### YOUR OBJECTIVE
Each line that contains the string "expanded" counts once; report how many such lines appear in the data, as a number only.

- - - - -

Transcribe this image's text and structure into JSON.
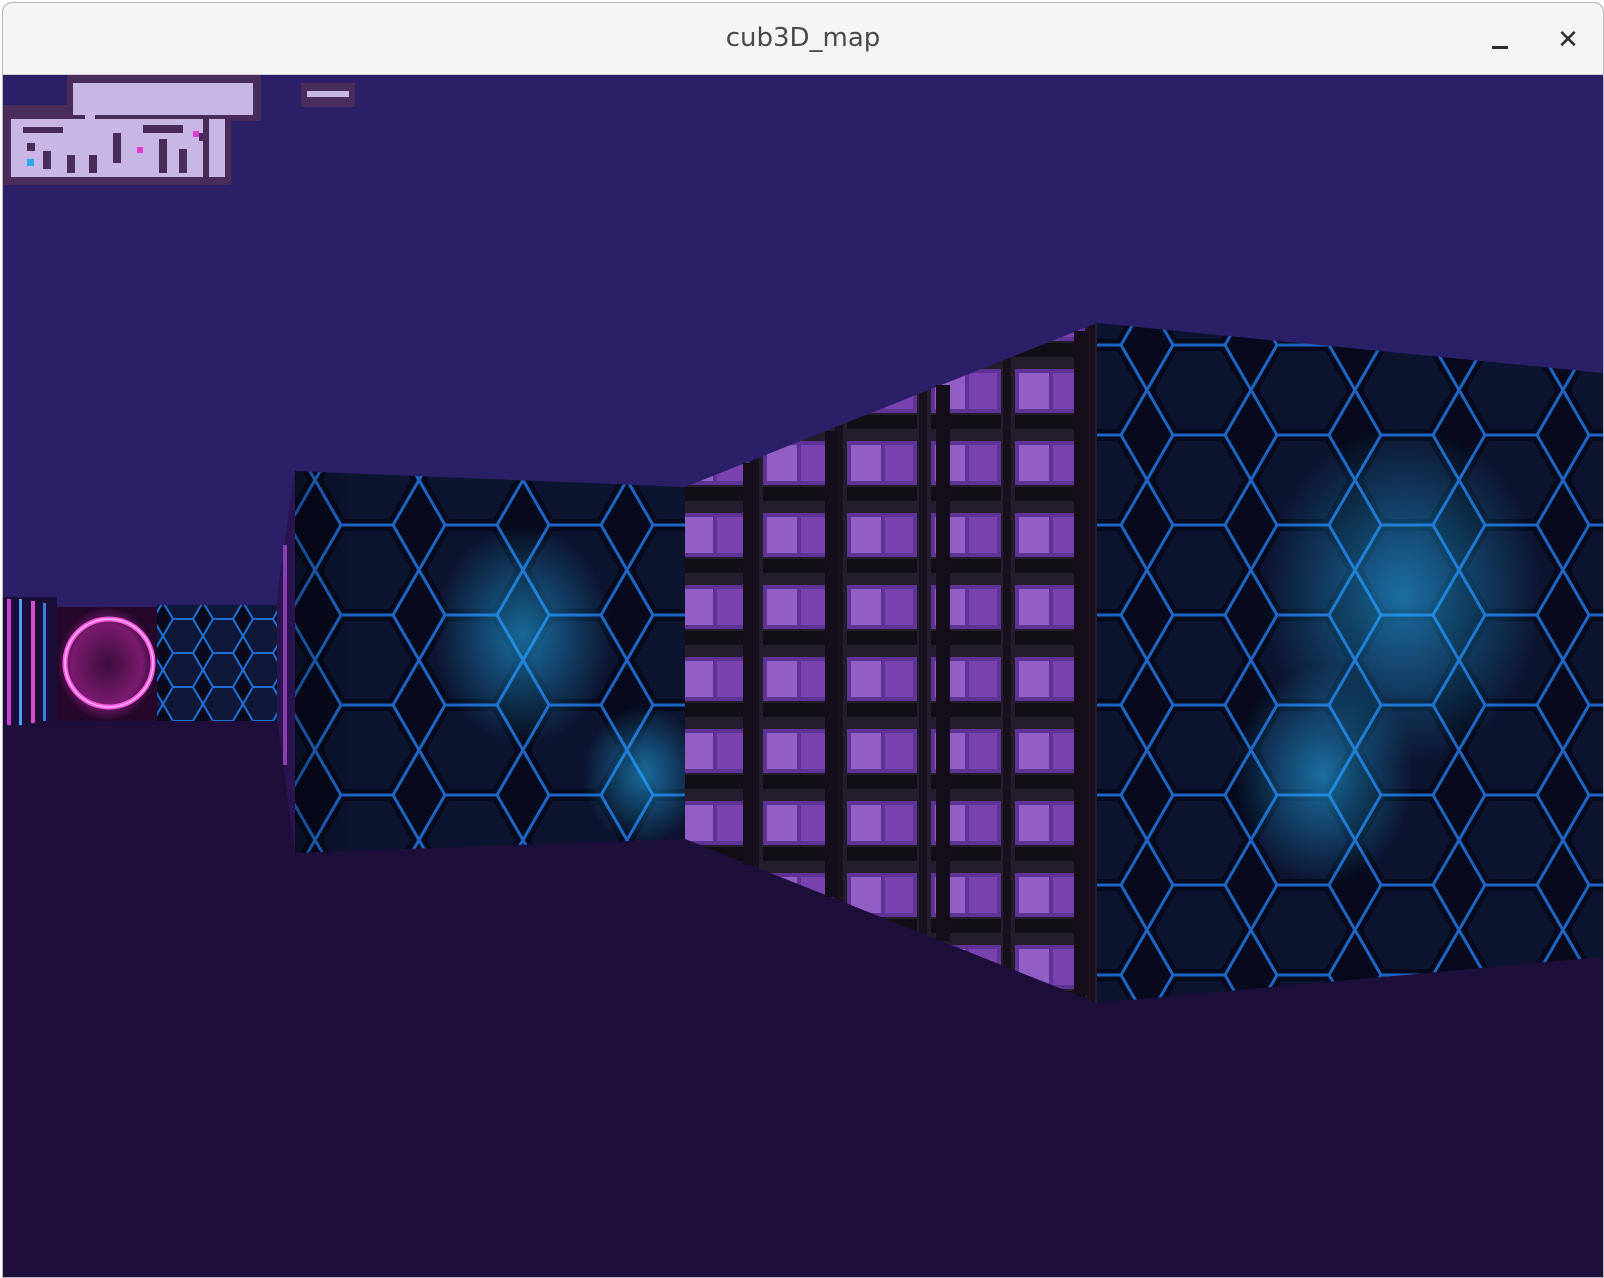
{
  "window": {
    "title": "cub3D_map",
    "minimize_icon": "minimize-icon",
    "close_icon": "close-icon",
    "close_glyph": "✕"
  },
  "scene": {
    "ceiling_color": "#2b1f68",
    "floor_color": "#1e0e3a",
    "textures": [
      "hexagon-blue",
      "neon-ring",
      "purple-windows"
    ]
  },
  "minimap": {
    "wall_color": "#4a2c5a",
    "floor_color": "#c8b6e6",
    "player_color": "#2fa6e8",
    "door_color": "#e23ccf"
  }
}
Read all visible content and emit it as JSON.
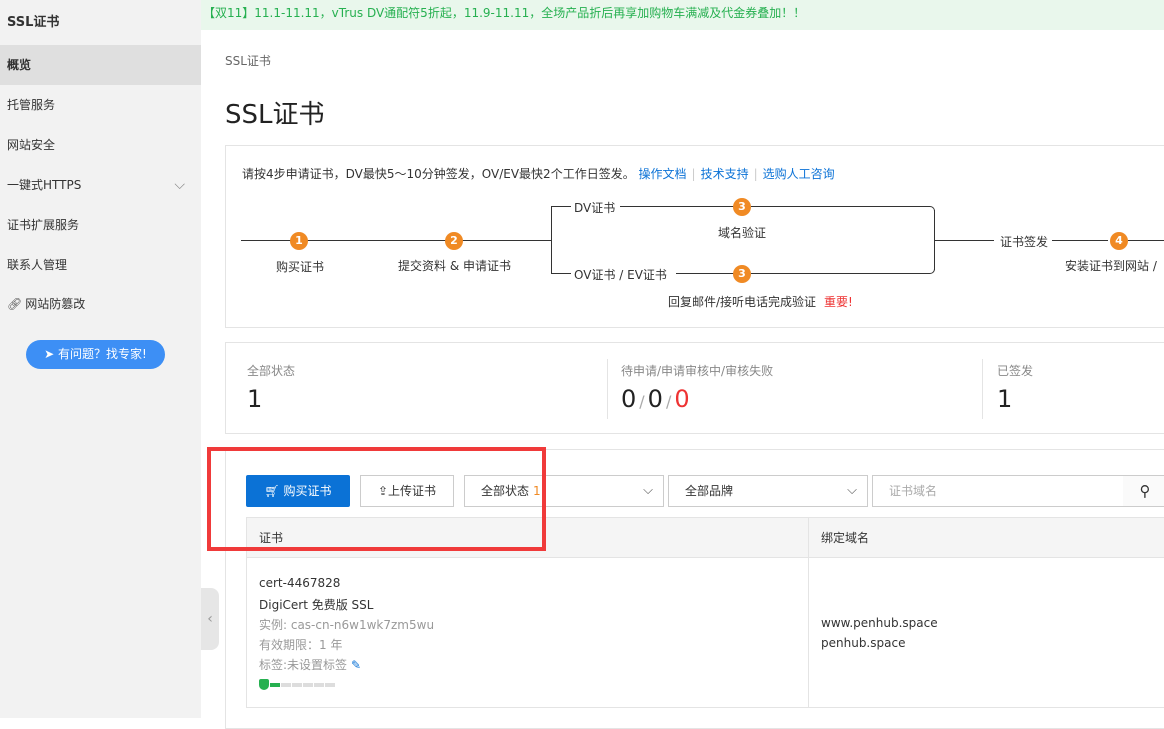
{
  "sidebar": {
    "title": "SSL证书",
    "items": [
      {
        "label": "概览",
        "active": true
      },
      {
        "label": "托管服务"
      },
      {
        "label": "网站安全"
      },
      {
        "label": "一键式HTTPS"
      },
      {
        "label": "证书扩展服务"
      },
      {
        "label": "联系人管理"
      },
      {
        "label": "网站防篡改"
      }
    ],
    "help_button": "有问题？找专家!"
  },
  "banner": {
    "text": "【双11】11.1-11.11，vTrus DV通配符5折起，11.9-11.11，全场产品折后再享加购物车满减及代金券叠加！！"
  },
  "breadcrumb": "SSL证书",
  "page_title": "SSL证书",
  "steps": {
    "intro": "请按4步申请证书，DV最快5～10分钟签发，OV/EV最快2个工作日签发。",
    "links": [
      "操作文档",
      "技术支持",
      "选购人工咨询"
    ],
    "step1_num": "1",
    "step1_label": "购买证书",
    "step2_num": "2",
    "step2_label": "提交资料 & 申请证书",
    "dv_label": "DV证书",
    "step3_num": "3",
    "dv_step3_label": "域名验证",
    "ov_label": "OV证书 / EV证书",
    "ov_step3_label": "回复邮件/接听电话完成验证",
    "ov_important": "重要!",
    "issue_label": "证书签发",
    "step4_num": "4",
    "step4_label": "安装证书到网站 /"
  },
  "stats": {
    "all_label": "全部状态",
    "all_value": "1",
    "pending_label": "待申请/申请审核中/审核失败",
    "pending_values": [
      "0",
      "0",
      "0"
    ],
    "issued_label": "已签发",
    "issued_value": "1"
  },
  "toolbar": {
    "buy_label": "购买证书",
    "upload_label": "上传证书",
    "status_select": "全部状态",
    "status_count": "1",
    "brand_select": "全部品牌",
    "search_placeholder": "证书域名"
  },
  "table": {
    "headers": [
      "证书",
      "绑定域名"
    ],
    "row": {
      "cert_id": "cert-4467828",
      "cert_name": "DigiCert 免费版 SSL",
      "instance": "实例: cas-cn-n6w1wk7zm5wu",
      "validity": "有效期限：1 年",
      "tags": "标签:未设置标签",
      "domains": [
        "www.penhub.space",
        "penhub.space"
      ]
    }
  },
  "colors": {
    "accent": "#0b72d6",
    "step_orange": "#f08a24",
    "banner_green": "#26b050",
    "highlight_red": "#f03a3a"
  }
}
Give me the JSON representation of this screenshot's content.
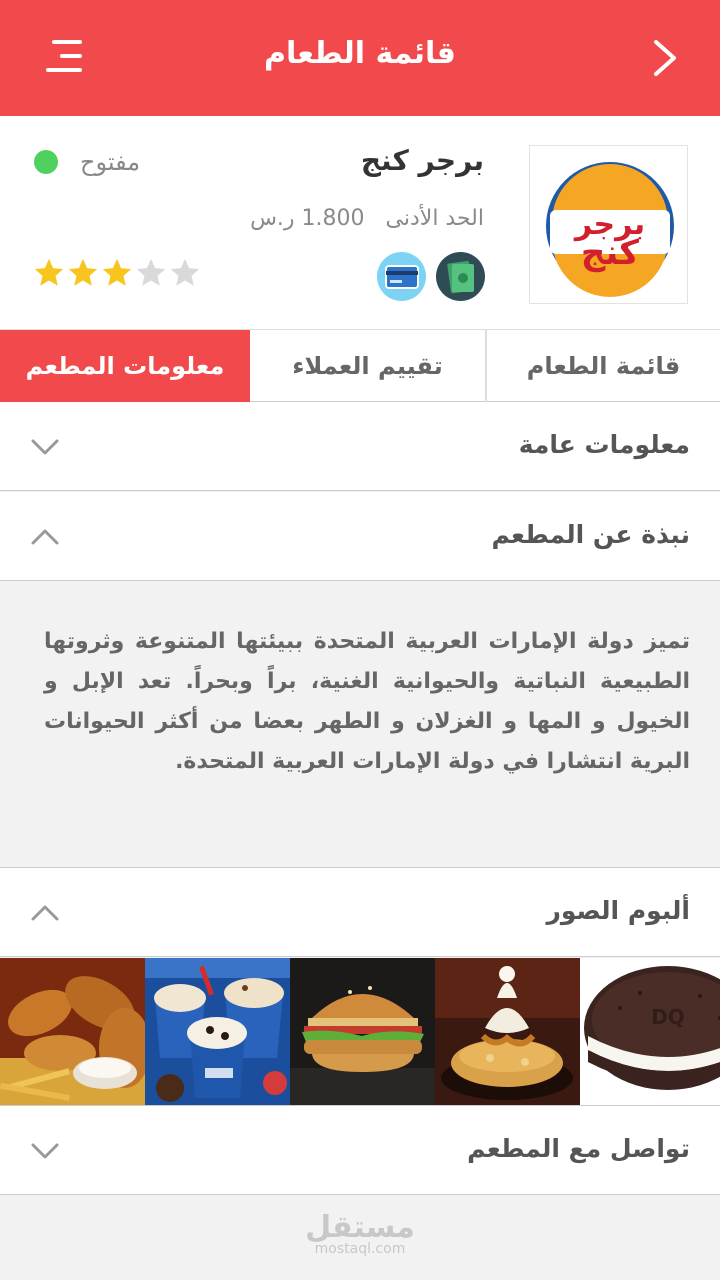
{
  "topbar": {
    "title": "قائمة الطعام"
  },
  "restaurant": {
    "name": "برجر كنج",
    "min_order_label": "الحد الأدنى",
    "min_order_value": "1.800 ر.س",
    "status": "مفتوح",
    "status_color": "#4fd15f",
    "rating": 3,
    "rating_max": 5,
    "logo_text_top": "برجر",
    "logo_text_bottom": "كنج",
    "payment_icons": [
      "credit-card-icon",
      "cash-icon"
    ]
  },
  "tabs": [
    {
      "label": "قائمة الطعام",
      "active": false
    },
    {
      "label": "تقييم العملاء",
      "active": false
    },
    {
      "label": "معلومات المطعم",
      "active": true
    }
  ],
  "sections": {
    "general": {
      "label": "معلومات عامة",
      "expanded": false
    },
    "about": {
      "label": "نبذة عن المطعم",
      "expanded": true,
      "body": "تميز دولة الإمارات العربية المتحدة ببيئتها المتنوعة وثروتها الطبيعية النباتية والحيوانية الغنية، براً وبحراً. تعد الإبل و الخيول و المها و الغزلان و الطهر بعضا من أكثر الحيوانات البرية انتشارا في دولة الإمارات العربية المتحدة."
    },
    "album": {
      "label": "ألبوم الصور",
      "expanded": true
    },
    "contact": {
      "label": "تواصل مع المطعم",
      "expanded": false
    }
  },
  "photos": [
    "chicken-tenders-photo",
    "blizzard-cups-photo",
    "chicken-sandwich-photo",
    "sundae-photo",
    "ice-cream-sandwich-photo"
  ],
  "watermark": {
    "line1": "مستقل",
    "line2": "mostaql.com"
  },
  "colors": {
    "accent": "#f24a4c",
    "star": "#f7c51e",
    "star_empty": "#d9d9d9"
  }
}
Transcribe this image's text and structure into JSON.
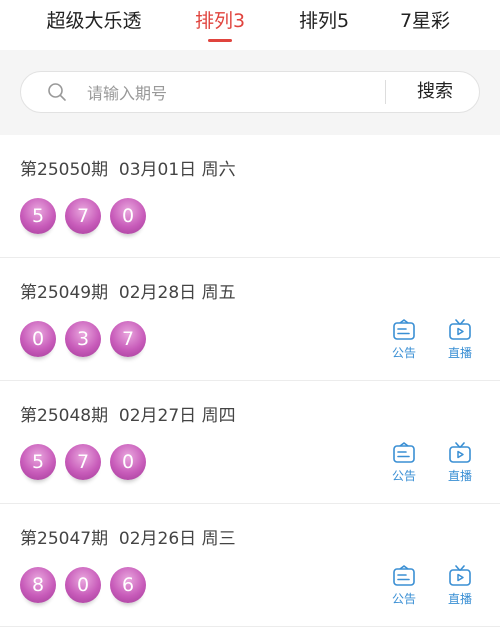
{
  "tabs": [
    {
      "label": "超级大乐透",
      "active": false
    },
    {
      "label": "排列3",
      "active": true
    },
    {
      "label": "排列5",
      "active": false
    },
    {
      "label": "7星彩",
      "active": false
    }
  ],
  "search": {
    "placeholder": "请输入期号",
    "button_label": "搜索"
  },
  "colors": {
    "accent": "#e0443e",
    "ball": "#c85cba",
    "action": "#3a8fd4"
  },
  "draws": [
    {
      "issue": "第25050期",
      "date": "03月01日",
      "weekday": "周六",
      "numbers": [
        "5",
        "7",
        "0"
      ],
      "has_actions": false
    },
    {
      "issue": "第25049期",
      "date": "02月28日",
      "weekday": "周五",
      "numbers": [
        "0",
        "3",
        "7"
      ],
      "has_actions": true
    },
    {
      "issue": "第25048期",
      "date": "02月27日",
      "weekday": "周四",
      "numbers": [
        "5",
        "7",
        "0"
      ],
      "has_actions": true
    },
    {
      "issue": "第25047期",
      "date": "02月26日",
      "weekday": "周三",
      "numbers": [
        "8",
        "0",
        "6"
      ],
      "has_actions": true
    }
  ],
  "actions": {
    "notice_label": "公告",
    "notice_icon": "notice-icon",
    "live_label": "直播",
    "live_icon": "tv-icon"
  }
}
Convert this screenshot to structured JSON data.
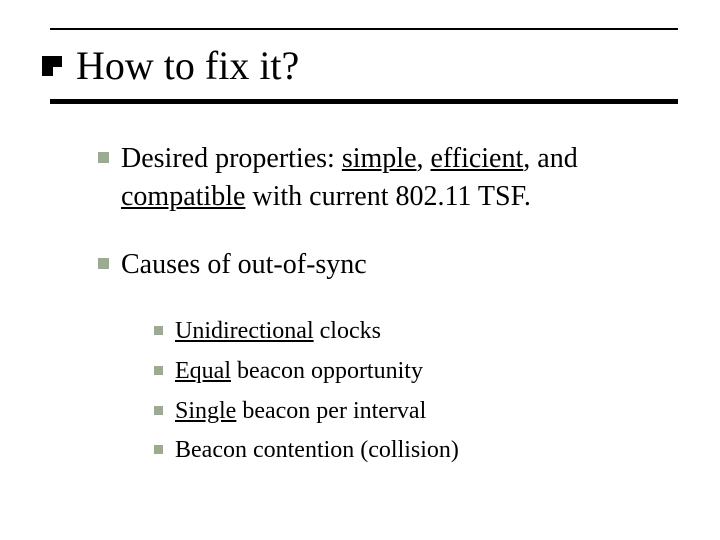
{
  "title": "How to fix it?",
  "l1": [
    {
      "pre": "Desired properties: ",
      "u1": "simple",
      "mid1": ", ",
      "u2": "efficient",
      "mid2": ", and ",
      "u3": "compatible",
      "post": " with current 802.11 TSF."
    },
    {
      "plain": "Causes of out-of-sync"
    }
  ],
  "l2": [
    {
      "u": "Unidirectional",
      "rest": " clocks"
    },
    {
      "u": "Equal",
      "rest": " beacon opportunity"
    },
    {
      "u": "Single",
      "rest": " beacon per interval"
    },
    {
      "u": "",
      "rest": "Beacon contention (collision)"
    }
  ]
}
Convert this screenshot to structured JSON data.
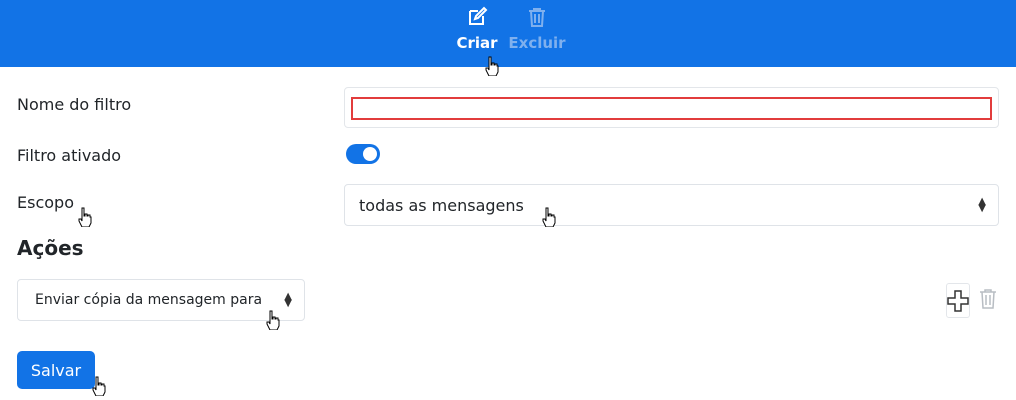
{
  "toolbar": {
    "create_label": "Criar",
    "delete_label": "Excluir",
    "bg_color": "#1273e6"
  },
  "form": {
    "name_label": "Nome do filtro",
    "name_value": "",
    "enabled_label": "Filtro ativado",
    "enabled": true,
    "scope_label": "Escopo",
    "scope_value": "todas as mensagens"
  },
  "actions": {
    "title": "Ações",
    "action_value": "Enviar cópia da mensagem para"
  },
  "save_label": "Salvar",
  "colors": {
    "accent": "#1273e6",
    "error_border": "#e23c3c"
  },
  "icons": [
    "edit-icon",
    "trash-icon",
    "plus-icon",
    "hand-cursor-icon"
  ]
}
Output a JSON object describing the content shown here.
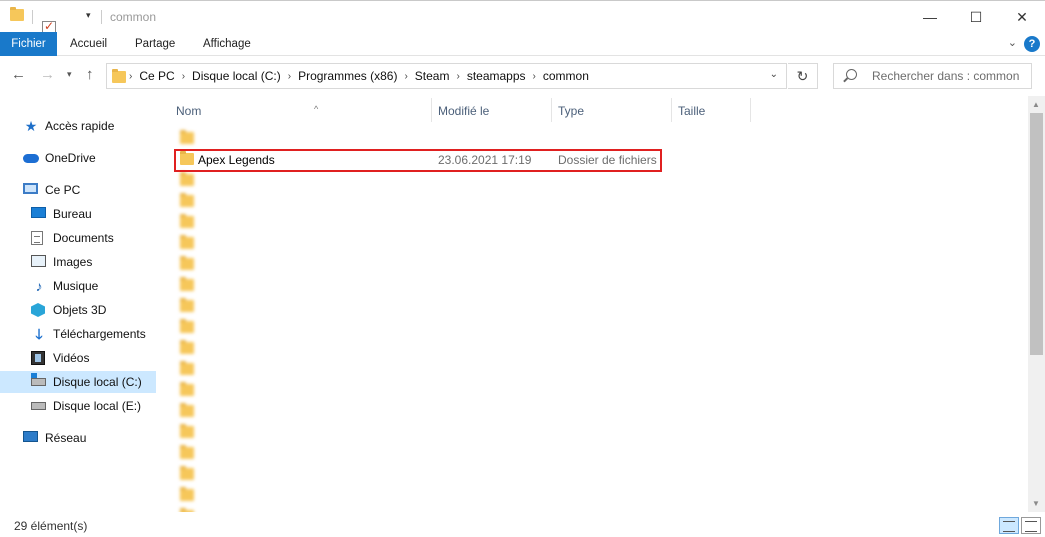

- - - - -

### FINAL ANSWER
4